By doing it this way you now have “time on page” (or time spent viewing a distinct piece of content) for your overlays.
Events: You’re Still The One For Me
All of this doesn’t mean you should scrap events. Events are great. And you’ll often get value from tracking some things as both events *and* pageviews. Events provide a great way to group and organize the interactions themselves — great for reporting and nicer to look at than a long URL separated/by/a/bunch/of/slashes.
E-Nor International Trainings: Dubai, Feb 16th and 17th, 2014
E-Nor’s clients include some of the top brands around the world and our consultants travel the globe, conducting digital analytics trainings from the United States to Latin America, Europe and the Middle East.
Our Dubai workshop will help you leverage one of the most powerful digital analytics tools in the world, Google Analytics.
Learn how to understand your data, identify insights so you can accurately optimize your digital marketing channels. And not only understand “how” to use the tool, but our instructors have years of experience and will go through the best practices that will not only ensure you’re using it properly, but in the best and most efficient ways and strategies as possible.
Finally, but most importantly, translating your objectives to measurable outcomes; attributing visits, goals, events, likes, retweets, mobile to sales, etc, is instrumental for creating a winning digital marketing measurement and optimization strategy.
When: Feb 16th and 17th, 2014
Where: Al Manzil Downtown, Dubai
Eric Fettman, E-Nor Analytics Coach and Trainer (Founder of GoogleAnalyticsTest.com )
Roberto Croci, Google Analytics, South East Europe, Middle East & Africa
Andy Abbar, Managing Director www.layalina.com, www.waseet.net, www.arabsturbo.com
We look forward to seeing you there!
Marketers and analysts want to spend their time maximizing ROI for their organizations, not figuring out how to track events in Google Analytics or waiting for a development or content-approval cycle to get the events coded into a live website.
Google Tag Manager is designed to decouple analytics and marketing codes from Web development and page content – to make it possible, as one example, to configure Google Analytics events without manually adding any code to the Web page.
And because you can opt for Google Analytics Universal tags within Google Tag Manager, you’ll be able to take advantage of new Google Analytics tracking features as they become available, usually without any actual coding.
The following tutorial video discusses Google Analytics events, Google Tag Manager, and how they work together. If you’re already familiar with any of the topics, you can refer to the timeline below to jump to specific points in the video.

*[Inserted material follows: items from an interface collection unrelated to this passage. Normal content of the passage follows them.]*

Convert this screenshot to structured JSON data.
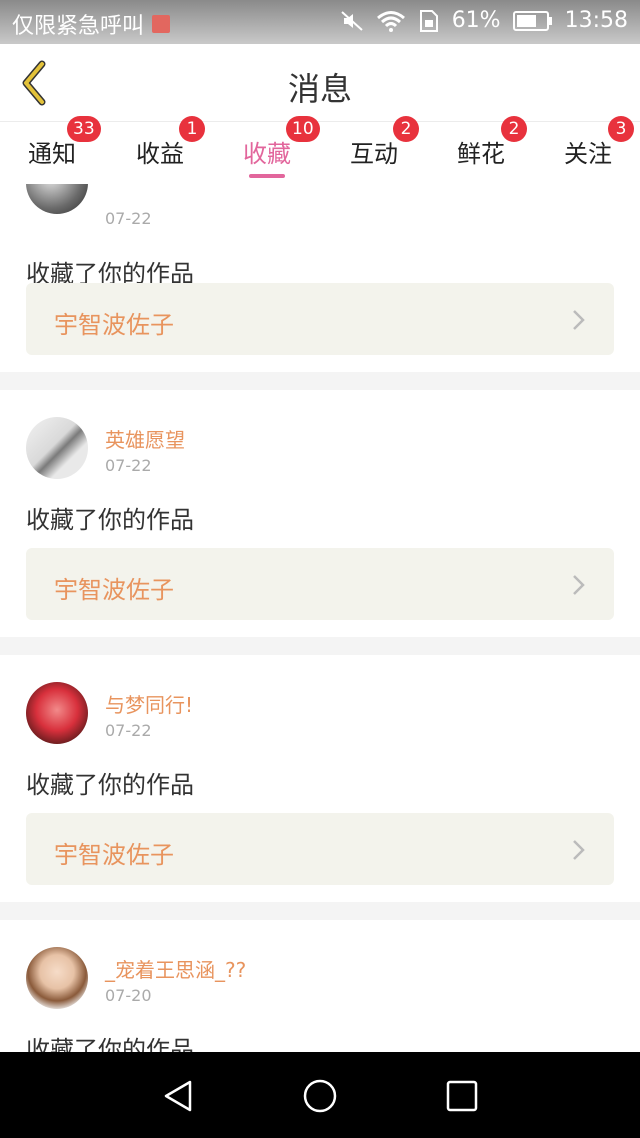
{
  "status_bar": {
    "carrier": "仅限紧急呼叫",
    "battery_percent": "61%",
    "time": "13:58"
  },
  "header": {
    "title": "消息"
  },
  "tabs": [
    {
      "label": "通知",
      "badge": "33",
      "active": false
    },
    {
      "label": "收益",
      "badge": "1",
      "active": false
    },
    {
      "label": "收藏",
      "badge": "10",
      "active": true
    },
    {
      "label": "互动",
      "badge": "2",
      "active": false
    },
    {
      "label": "鲜花",
      "badge": "2",
      "active": false
    },
    {
      "label": "关注",
      "badge": "3",
      "active": false
    }
  ],
  "messages": [
    {
      "user": "",
      "time": "07-22",
      "text": "收藏了你的作品",
      "work": "宇智波佐子"
    },
    {
      "user": "英雄愿望",
      "time": "07-22",
      "text": "收藏了你的作品",
      "work": "宇智波佐子"
    },
    {
      "user": "与梦同行!",
      "time": "07-22",
      "text": "收藏了你的作品",
      "work": "宇智波佐子"
    },
    {
      "user": "_宠着王思涵_??",
      "time": "07-20",
      "text": "收藏了你的作品",
      "work": ""
    }
  ],
  "colors": {
    "accent": "#e2669c",
    "badge": "#e8323d",
    "username": "#e8945e",
    "back_arrow": "#e3c23a"
  },
  "icons": {
    "back": "chevron-left-icon",
    "work_link": "chevron-right-icon",
    "nav": [
      "back-triangle-icon",
      "home-circle-icon",
      "recents-square-icon"
    ]
  }
}
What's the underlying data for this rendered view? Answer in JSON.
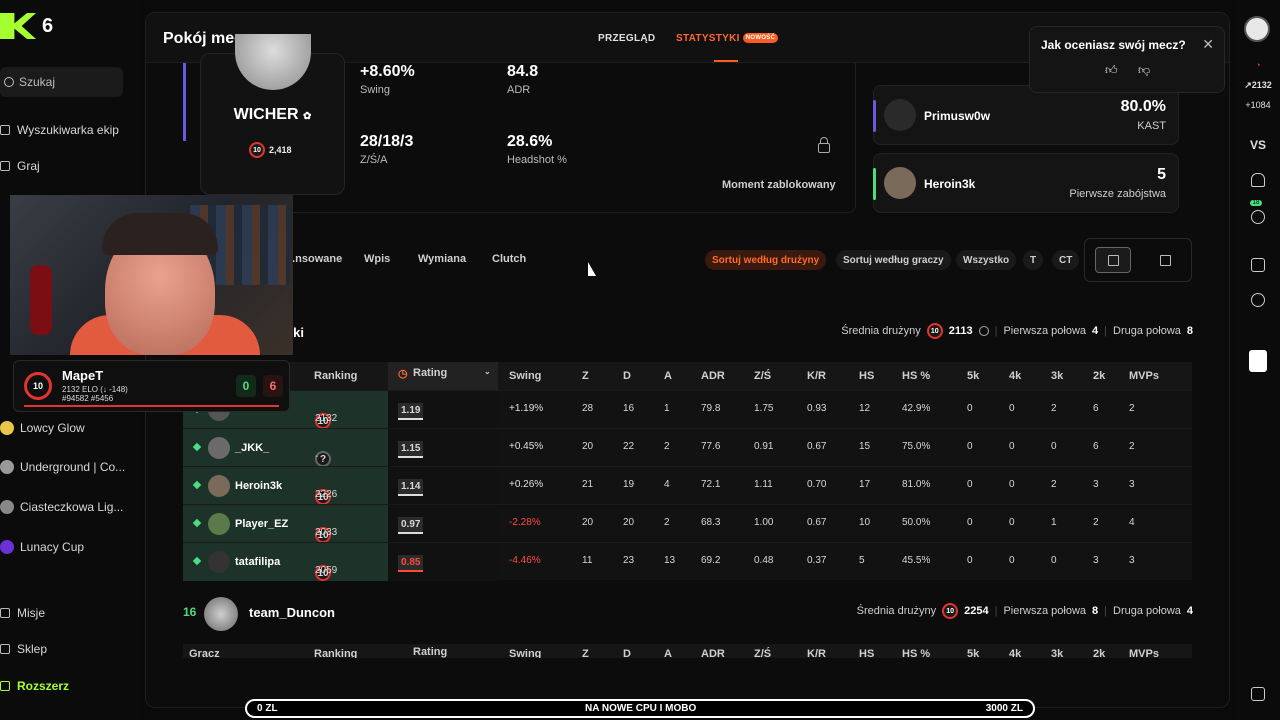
{
  "app": {
    "logo_number": "6"
  },
  "sidebar": {
    "search": "Szukaj",
    "items": [
      {
        "label": "Wyszukiwarka ekip"
      },
      {
        "label": "Graj"
      }
    ],
    "hubs": [
      {
        "label": "Lowcy Glow",
        "color": "#e8c64a"
      },
      {
        "label": "Underground | Co...",
        "color": "#999999"
      },
      {
        "label": "Ciasteczkowa Lig...",
        "color": "#888888"
      },
      {
        "label": "Lunacy Cup",
        "color": "#6b2fd6"
      }
    ],
    "bottom": [
      {
        "label": "Misje"
      },
      {
        "label": "Sklep"
      },
      {
        "label": "Rozszerz"
      }
    ]
  },
  "header": {
    "title": "Pokój meczowy",
    "tab_overview": "PRZEGLĄD",
    "tab_stats": "STATYSTYKI",
    "tab_stats_badge": "NOWOŚĆ"
  },
  "featured": {
    "name": "WICHER",
    "level": "10",
    "elo": "2,418",
    "stats": [
      {
        "value": "+8.60%",
        "label": "Swing"
      },
      {
        "value": "84.8",
        "label": "ADR"
      },
      {
        "value": "28/18/3",
        "label": "Z/Ś/A"
      },
      {
        "value": "28.6%",
        "label": "Headshot %"
      }
    ],
    "moment": "Moment zablokowany"
  },
  "highlights": [
    {
      "name": "Primusw0w",
      "value": "80.0%",
      "label": "KAST",
      "color": "#6a5ae0"
    },
    {
      "name": "Heroin3k",
      "value": "5",
      "label": "Pierwsze zabójstwa",
      "color": "#4ade80"
    }
  ],
  "filters": {
    "items": [
      "...nsowane",
      "Wpis",
      "Wymiana",
      "Clutch"
    ],
    "sort_team": "Sortuj według drużyny",
    "sort_players": "Sortuj według graczy",
    "all": "Wszystko",
    "t": "T",
    "ct": "CT"
  },
  "team1": {
    "name_partial": "wki",
    "avg_label": "Średnia drużyny",
    "avg_level": "10",
    "avg_elo": "2113",
    "first_half_label": "Pierwsza połowa",
    "first_half": "4",
    "second_half_label": "Druga połowa",
    "second_half": "8"
  },
  "table": {
    "headers": [
      "Ranking",
      "Rating",
      "Swing",
      "Z",
      "D",
      "A",
      "ADR",
      "Z/Ś",
      "K/R",
      "HS",
      "HS %",
      "5k",
      "4k",
      "3k",
      "2k",
      "MVPs"
    ],
    "rows": [
      {
        "name": "",
        "level": "10",
        "rank": "2132",
        "rating": "1.19",
        "swing": "+1.19%",
        "z": "28",
        "d": "16",
        "a": "1",
        "adr": "79.8",
        "zs": "1.75",
        "kr": "0.93",
        "hs": "12",
        "hsp": "42.9%",
        "k5": "0",
        "k4": "0",
        "k3": "2",
        "k2": "6",
        "mvp": "2",
        "neg": false
      },
      {
        "name": "_JKK_",
        "level": "?",
        "rank": "---",
        "rating": "1.15",
        "swing": "+0.45%",
        "z": "20",
        "d": "22",
        "a": "2",
        "adr": "77.6",
        "zs": "0.91",
        "kr": "0.67",
        "hs": "15",
        "hsp": "75.0%",
        "k5": "0",
        "k4": "0",
        "k3": "0",
        "k2": "6",
        "mvp": "2",
        "neg": false
      },
      {
        "name": "Heroin3k",
        "level": "10",
        "rank": "2226",
        "rating": "1.14",
        "swing": "+0.26%",
        "z": "21",
        "d": "19",
        "a": "4",
        "adr": "72.1",
        "zs": "1.11",
        "kr": "0.70",
        "hs": "17",
        "hsp": "81.0%",
        "k5": "0",
        "k4": "0",
        "k3": "2",
        "k2": "3",
        "mvp": "3",
        "neg": false
      },
      {
        "name": "Player_EZ",
        "level": "10",
        "rank": "2033",
        "rating": "0.97",
        "swing": "-2.28%",
        "z": "20",
        "d": "20",
        "a": "2",
        "adr": "68.3",
        "zs": "1.00",
        "kr": "0.67",
        "hs": "10",
        "hsp": "50.0%",
        "k5": "0",
        "k4": "0",
        "k3": "1",
        "k2": "2",
        "mvp": "4",
        "neg": true
      },
      {
        "name": "tatafilipa",
        "level": "10",
        "rank": "2059",
        "rating": "0.85",
        "swing": "-4.46%",
        "z": "11",
        "d": "23",
        "a": "13",
        "adr": "69.2",
        "zs": "0.48",
        "kr": "0.37",
        "hs": "5",
        "hsp": "45.5%",
        "k5": "0",
        "k4": "0",
        "k3": "0",
        "k2": "3",
        "mvp": "3",
        "neg": true
      }
    ]
  },
  "team2": {
    "score": "16",
    "name": "team_Duncon",
    "avg_label": "Średnia drużyny",
    "avg_level": "10",
    "avg_elo": "2254",
    "first_half_label": "Pierwsza połowa",
    "first_half": "8",
    "second_half_label": "Druga połowa",
    "second_half": "4",
    "header_partial": [
      "Gracz",
      "Ranking",
      "Rating",
      "Swing",
      "Z",
      "D",
      "A",
      "ADR",
      "Z/Ś",
      "K/R",
      "HS",
      "HS %",
      "5k",
      "4k",
      "3k",
      "2k",
      "MVPs"
    ]
  },
  "right_sidebar": {
    "elo": "2132",
    "elo_change": "+1084",
    "vs": "VS",
    "friends_count": "18"
  },
  "notification": {
    "title": "Jak oceniasz swój mecz?"
  },
  "streamer": {
    "level": "10",
    "name": "MapeT",
    "elo_line": "2132  ELO (↓ -148)",
    "ranks_line": "#94582  #5456",
    "wins": "0",
    "losses": "6"
  },
  "donation": {
    "left": "0 ZL",
    "center": "NA NOWE CPU I MOBO",
    "right": "3000 ZL"
  }
}
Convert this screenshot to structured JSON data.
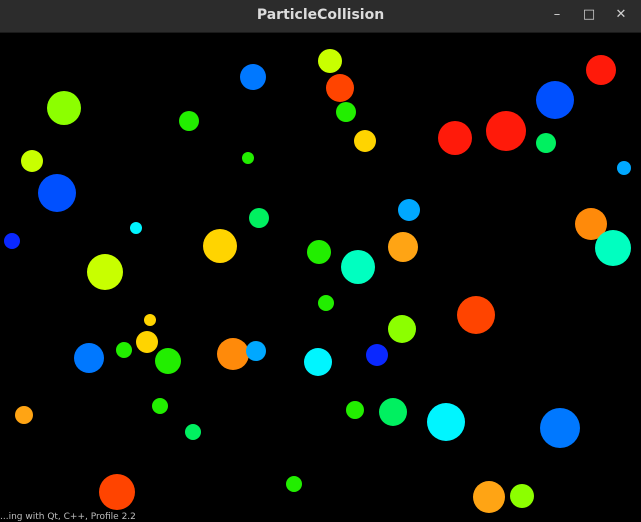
{
  "window": {
    "title": "ParticleCollision",
    "controls": {
      "minimize": "–",
      "maximize": "□",
      "close": "✕"
    }
  },
  "canvas": {
    "background": "#000000",
    "particle_colors": {
      "red": "#ff1a0a",
      "orange_red": "#ff4400",
      "orange": "#ff8a0a",
      "amber": "#ffa414",
      "yellow": "#ffd400",
      "yellow_green": "#c8ff00",
      "lime": "#8cff00",
      "green": "#22ee00",
      "spring_green": "#00f060",
      "aquamarine": "#00ffc0",
      "cyan": "#00f5ff",
      "sky": "#00a8ff",
      "azure": "#0078ff",
      "blue": "#0050ff",
      "deep_blue": "#0a28ff"
    }
  },
  "status_bar": {
    "text": "...ing with Qt, C++, Profile 2.2"
  }
}
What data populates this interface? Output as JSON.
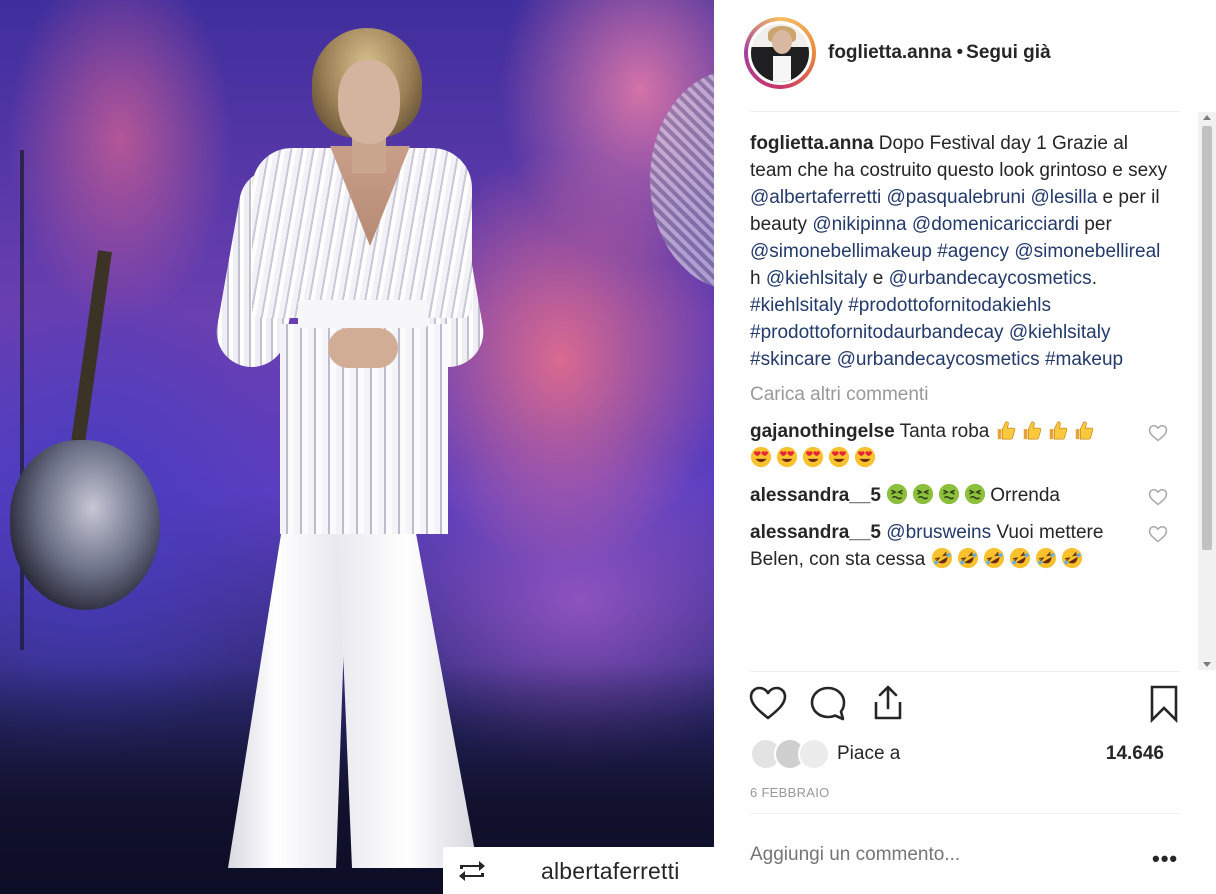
{
  "post": {
    "username": "foglietta.anna",
    "separator": "•",
    "follow_label": "Segui già"
  },
  "photo": {
    "repost_handle": "albertaferretti"
  },
  "caption": {
    "username": "foglietta.anna",
    "segments": [
      {
        "text": "Dopo Festival day 1 Grazie al team che ha costruito questo look grintoso e sexy ",
        "tag": false
      },
      {
        "text": "@albertaferretti",
        "tag": true
      },
      {
        "text": " ",
        "tag": false
      },
      {
        "text": "@pasqualebruni",
        "tag": true
      },
      {
        "text": " ",
        "tag": false
      },
      {
        "text": "@lesilla",
        "tag": true
      },
      {
        "text": " e per il beauty ",
        "tag": false
      },
      {
        "text": "@nikipinna",
        "tag": true
      },
      {
        "text": " ",
        "tag": false
      },
      {
        "text": "@domenicaricciardi",
        "tag": true
      },
      {
        "text": " per ",
        "tag": false
      },
      {
        "text": "@simonebellimakeup",
        "tag": true
      },
      {
        "text": " ",
        "tag": false
      },
      {
        "text": "#agency",
        "tag": true
      },
      {
        "text": " ",
        "tag": false
      },
      {
        "text": "@simonebellireal",
        "tag": true
      },
      {
        "text": " h ",
        "tag": false
      },
      {
        "text": "@kiehlsitaly",
        "tag": true
      },
      {
        "text": " e ",
        "tag": false
      },
      {
        "text": "@urbandecaycosmetics",
        "tag": true
      },
      {
        "text": ". ",
        "tag": false
      },
      {
        "text": "#kiehlsitaly",
        "tag": true
      },
      {
        "text": " ",
        "tag": false
      },
      {
        "text": "#prodottofornitodakiehls",
        "tag": true
      },
      {
        "text": " ",
        "tag": false
      },
      {
        "text": "#prodottofornitodaurbandecay",
        "tag": true
      },
      {
        "text": " ",
        "tag": false
      },
      {
        "text": "@kiehlsitaly",
        "tag": true
      },
      {
        "text": " ",
        "tag": false
      },
      {
        "text": "#skincare",
        "tag": true
      },
      {
        "text": " ",
        "tag": false
      },
      {
        "text": "@urbandecaycosmetics",
        "tag": true
      },
      {
        "text": " ",
        "tag": false
      },
      {
        "text": "#makeup",
        "tag": true
      }
    ]
  },
  "load_more_label": "Carica altri commenti",
  "comments": [
    {
      "username": "gajanothingelse",
      "parts": [
        {
          "text": "Tanta roba "
        },
        {
          "emoji": "thumbs-up",
          "count": 4
        },
        {
          "emoji": "heart-eyes",
          "count": 5
        }
      ]
    },
    {
      "username": "alessandra__5",
      "parts": [
        {
          "text": " "
        },
        {
          "emoji": "nauseated",
          "count": 4
        },
        {
          "text": "Orrenda"
        }
      ]
    },
    {
      "username": "alessandra__5",
      "parts": [
        {
          "tag": "@brusweins"
        },
        {
          "text": " Vuoi mettere Belen, con sta cessa "
        },
        {
          "emoji": "rofl",
          "count": 6
        }
      ]
    }
  ],
  "likes": {
    "prefix": "Piace a",
    "count": "14.646"
  },
  "date": "6 FEBBRAIO",
  "add_comment_placeholder": "Aggiungi un commento...",
  "more_label": "•••",
  "colors": {
    "tag": "#233a6b",
    "muted": "#999999",
    "text": "#262626"
  }
}
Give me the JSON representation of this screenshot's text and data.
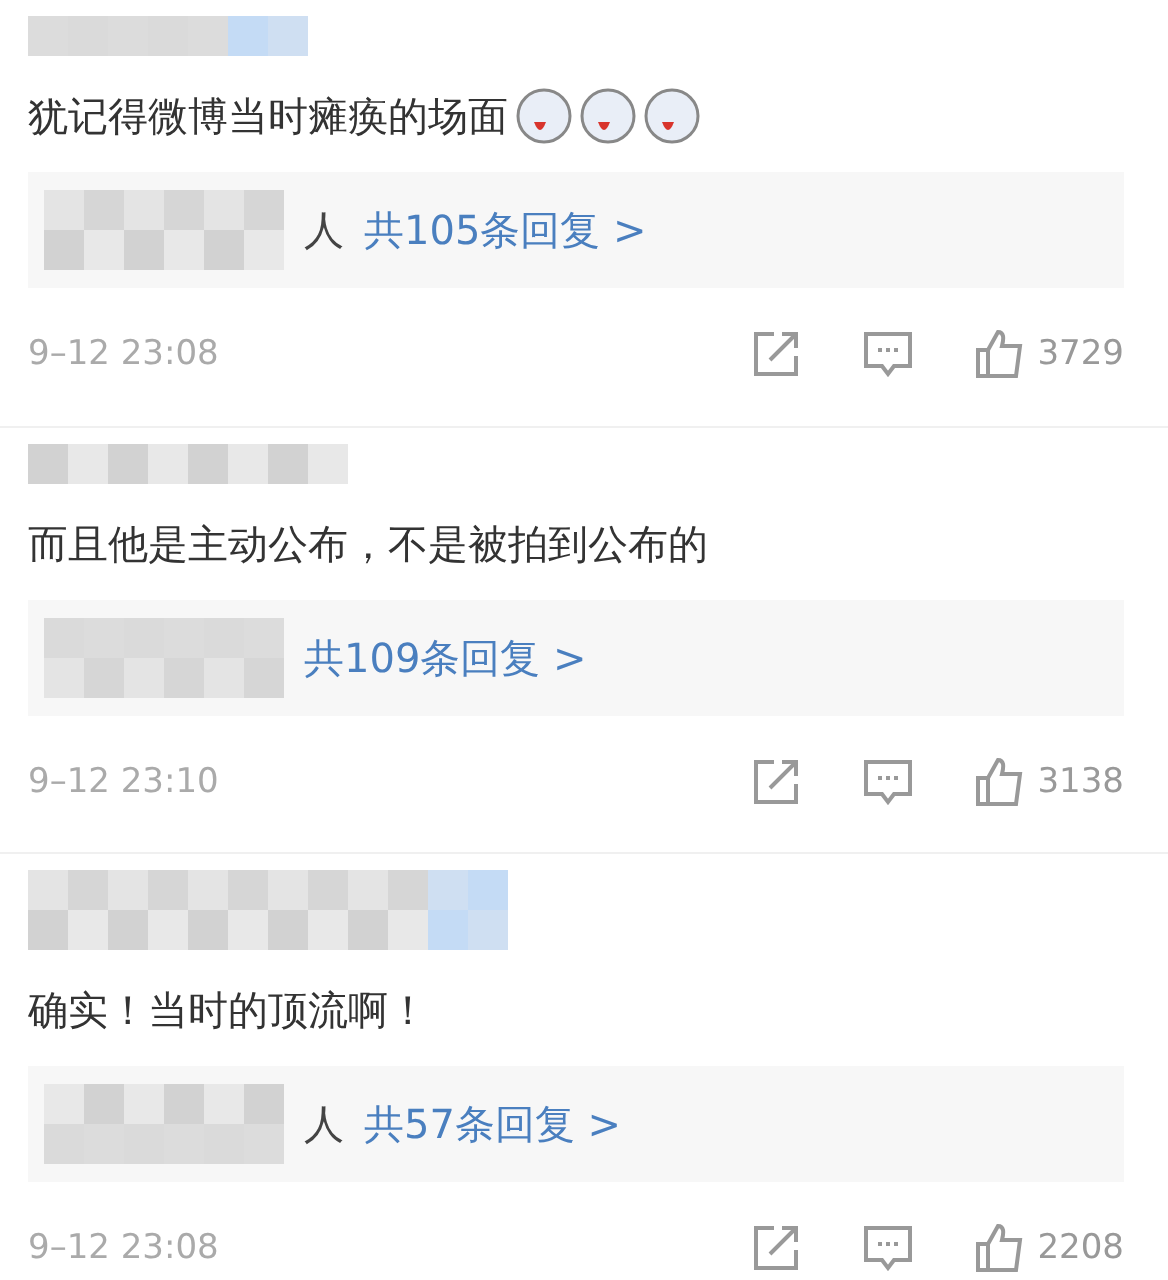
{
  "comments": [
    {
      "text": "犹记得微博当时瘫痪的场面",
      "emojis": [
        {
          "kind": "tongue"
        },
        {
          "kind": "tongue"
        },
        {
          "kind": "tongue"
        }
      ],
      "replies": {
        "suffix": "人",
        "link": "共105条回复 >"
      },
      "time": "9–12 23:08",
      "likes": "3729"
    },
    {
      "text": "而且他是主动公布，不是被拍到公布的",
      "replies": {
        "link": "共109条回复 >"
      },
      "time": "9–12 23:10",
      "likes": "3138"
    },
    {
      "text": "确实！当时的顶流啊！",
      "replies": {
        "suffix": "人",
        "link": "共57条回复 >"
      },
      "time": "9–12 23:08",
      "likes": "2208"
    }
  ]
}
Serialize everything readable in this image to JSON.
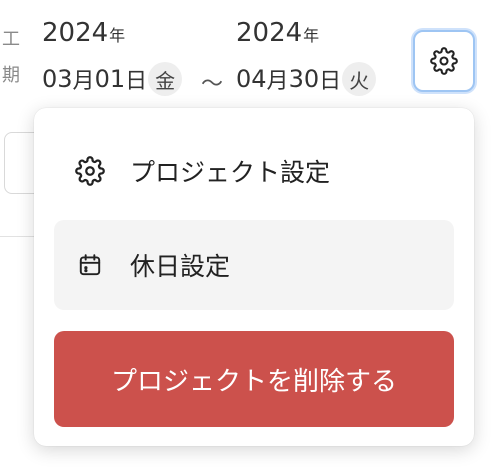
{
  "period": {
    "label_chars": [
      "工",
      "期"
    ]
  },
  "start": {
    "year": "2024",
    "year_unit": "年",
    "month": "03",
    "month_unit": "月",
    "day": "01",
    "day_unit": "日",
    "weekday": "金"
  },
  "end": {
    "year": "2024",
    "year_unit": "年",
    "month": "04",
    "month_unit": "月",
    "day": "30",
    "day_unit": "日",
    "weekday": "火"
  },
  "separator": "～",
  "settings_button": {
    "icon": "gear-icon"
  },
  "menu": {
    "items": [
      {
        "label": "プロジェクト設定",
        "icon": "gear-icon"
      },
      {
        "label": "休日設定",
        "icon": "calendar-icon"
      }
    ],
    "delete_label": "プロジェクトを削除する"
  },
  "colors": {
    "danger": "#cc514c",
    "focus_ring": "#9ec5f3",
    "hover_bg": "#f4f4f4"
  }
}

If you have questions or comments after viewing the tutorial, or if you’d like to share your experiences with event tracking or Google Tag Manager, please post below.